In 1934, there were no hotels or Airbnb’s to casually plan a beachside trip. Instead, Maria Luisa packed cast iron pans, milk cans for water, bamboo rods and cloth to build a structure, mattresses and blankets; everything that Nature would not provide them on the shore. They would stay for 3 months, frolicking in the huge ocean waves, drying out only long enough to eat, then diving back in the water. The cast iron skillets never had time to cool down between meals of fresh bread and eggs, Sopa ala Criolla and Arroz con frijoles.
Yura – Where Natural Springs Lure You In
Within this summerfest, the next generation of ocean creatures was secured, my mother. Her love of the water must have brought my grandmother immense joy and validation in having a bestie that needed no convincing to spontaneously go swimming. My mother would dive through the waves of the wild Pacific, threatening to take her out with each resurfacing. She would scramble along the shore, catching Fiddler crabs to tie a string around their one predominant claw in hopes of domesticating it for the Summer.
Her love of frigid water thrived even away from the beach. Back in their city of Arequipa, the white jewel glistening on a high, verdant desert plain, three volcanoes stand vigilant, their glacier caps melting into the Rio Chili that flows through the city. The fresh glacier water was used for typical daily living but, to my mother, the water had only one purpose: to fill the unheated, freshwater pool.
Every Sunday, my mama would rise early to catch the bus to Yura for 6am Mass. It was an hour long trip each way but the voyage had a specific purpose beyond religion. Yura is a town fed with natural springs, both hot and cold. One resort had a large pool that would be filled every morning from the natural springs; no chemicals, no heat. By the time Mass was over, the pool would be filled and my mother would rush to jump into the glacial waters, her slender figure offering no protection from the cold.
I’d like to believe that she made the effort to go to Mass in gratitude of her blessing, the natural waters that fueled her being. Gratitude for loving to be immersed in water and the blessing of having it so near her home, yet far from the scrutiny of her sisters at least once a week.

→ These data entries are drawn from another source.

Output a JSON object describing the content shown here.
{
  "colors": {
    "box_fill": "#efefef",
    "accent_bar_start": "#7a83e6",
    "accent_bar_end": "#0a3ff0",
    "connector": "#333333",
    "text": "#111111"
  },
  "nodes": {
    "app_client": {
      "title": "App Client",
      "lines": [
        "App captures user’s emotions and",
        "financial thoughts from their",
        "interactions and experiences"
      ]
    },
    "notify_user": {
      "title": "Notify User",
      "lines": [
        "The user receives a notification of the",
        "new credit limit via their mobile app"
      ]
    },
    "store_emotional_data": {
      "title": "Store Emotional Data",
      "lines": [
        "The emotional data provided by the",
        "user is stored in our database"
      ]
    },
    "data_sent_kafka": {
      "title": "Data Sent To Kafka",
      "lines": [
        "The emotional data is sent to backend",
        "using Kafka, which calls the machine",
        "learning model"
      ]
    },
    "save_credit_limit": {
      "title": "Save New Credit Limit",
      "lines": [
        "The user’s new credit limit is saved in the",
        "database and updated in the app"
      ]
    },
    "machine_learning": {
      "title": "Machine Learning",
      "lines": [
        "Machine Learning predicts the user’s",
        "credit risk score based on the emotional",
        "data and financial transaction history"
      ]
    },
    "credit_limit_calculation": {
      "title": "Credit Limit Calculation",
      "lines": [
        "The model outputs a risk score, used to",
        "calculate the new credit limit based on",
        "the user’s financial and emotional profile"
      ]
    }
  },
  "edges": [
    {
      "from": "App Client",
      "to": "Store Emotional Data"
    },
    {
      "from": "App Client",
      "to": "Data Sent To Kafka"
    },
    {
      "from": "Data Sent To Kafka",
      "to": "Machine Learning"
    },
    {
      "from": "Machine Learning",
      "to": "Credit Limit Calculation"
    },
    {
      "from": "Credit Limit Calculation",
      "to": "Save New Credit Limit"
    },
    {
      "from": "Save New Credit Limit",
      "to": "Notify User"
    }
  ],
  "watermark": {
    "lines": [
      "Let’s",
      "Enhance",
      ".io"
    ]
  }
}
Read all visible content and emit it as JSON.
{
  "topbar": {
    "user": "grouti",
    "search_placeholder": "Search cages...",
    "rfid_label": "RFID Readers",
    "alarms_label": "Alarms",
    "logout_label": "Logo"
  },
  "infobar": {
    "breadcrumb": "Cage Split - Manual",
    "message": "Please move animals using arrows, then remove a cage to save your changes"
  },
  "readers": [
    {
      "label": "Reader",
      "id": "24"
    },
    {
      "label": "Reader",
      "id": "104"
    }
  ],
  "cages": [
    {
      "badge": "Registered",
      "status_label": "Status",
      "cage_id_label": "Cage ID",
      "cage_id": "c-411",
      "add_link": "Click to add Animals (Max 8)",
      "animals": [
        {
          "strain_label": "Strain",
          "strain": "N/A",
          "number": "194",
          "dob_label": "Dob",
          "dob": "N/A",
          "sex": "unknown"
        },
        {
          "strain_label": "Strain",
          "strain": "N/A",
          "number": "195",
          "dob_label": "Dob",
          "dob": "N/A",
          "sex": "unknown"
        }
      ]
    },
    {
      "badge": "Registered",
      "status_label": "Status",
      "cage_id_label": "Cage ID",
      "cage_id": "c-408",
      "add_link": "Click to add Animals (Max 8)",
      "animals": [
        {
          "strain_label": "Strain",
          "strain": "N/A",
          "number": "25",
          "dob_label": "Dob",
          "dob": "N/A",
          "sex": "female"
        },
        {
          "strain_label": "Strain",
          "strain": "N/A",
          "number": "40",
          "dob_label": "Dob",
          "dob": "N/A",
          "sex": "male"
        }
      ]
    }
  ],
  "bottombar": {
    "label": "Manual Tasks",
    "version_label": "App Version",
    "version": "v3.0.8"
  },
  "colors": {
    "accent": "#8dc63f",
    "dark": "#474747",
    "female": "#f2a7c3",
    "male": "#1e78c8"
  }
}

Still, it may have been an ulterior motive, a small fib that she told her mother. “I’m going to Mass in Yura, mamacita. I’ll go early out of devotion and return to help you by the time my sisters wake up this afternoon.”
She took me there when I was young and knew these stories well. The Catholic church was made of stone block, including the floor. The pews were hewn from wood and the kneelers had no padding. The intensity of her devotion was palpable, both to her faith and her swimming, both feeding her soul, fueling her courage. The summers at the beaches of Mollendo had tempered her soul, secured a lifetime of self-love and confidence to follow it’s guidance.
California – The Next Best Place After Peru
By the time she landed in California, after years of being moved from one inland town to the next, she knew she would live nowhere else. From her humble beginnings in her new home, she would manage to save enough over the course of 12 years to buy her place on another beach, destined to spend summers and holidays with or without children. She had evolved beyond the bamboo poles and cloth structures but would frolic in the waves as though she were 6 years old again.
Here she would start the cycle over again and craft the next water creature: me. And so, it goes on: the yearning to be in water regardless of weather or temperature, manmade or wild, floating on top or deeply submerged. The water DNA is prominent and it only passes down through the women in our family. Perhaps it’s affirmation of the people’s goddesses that come from the water and to whom they pay homage for the gift of life. Water is truly a gift.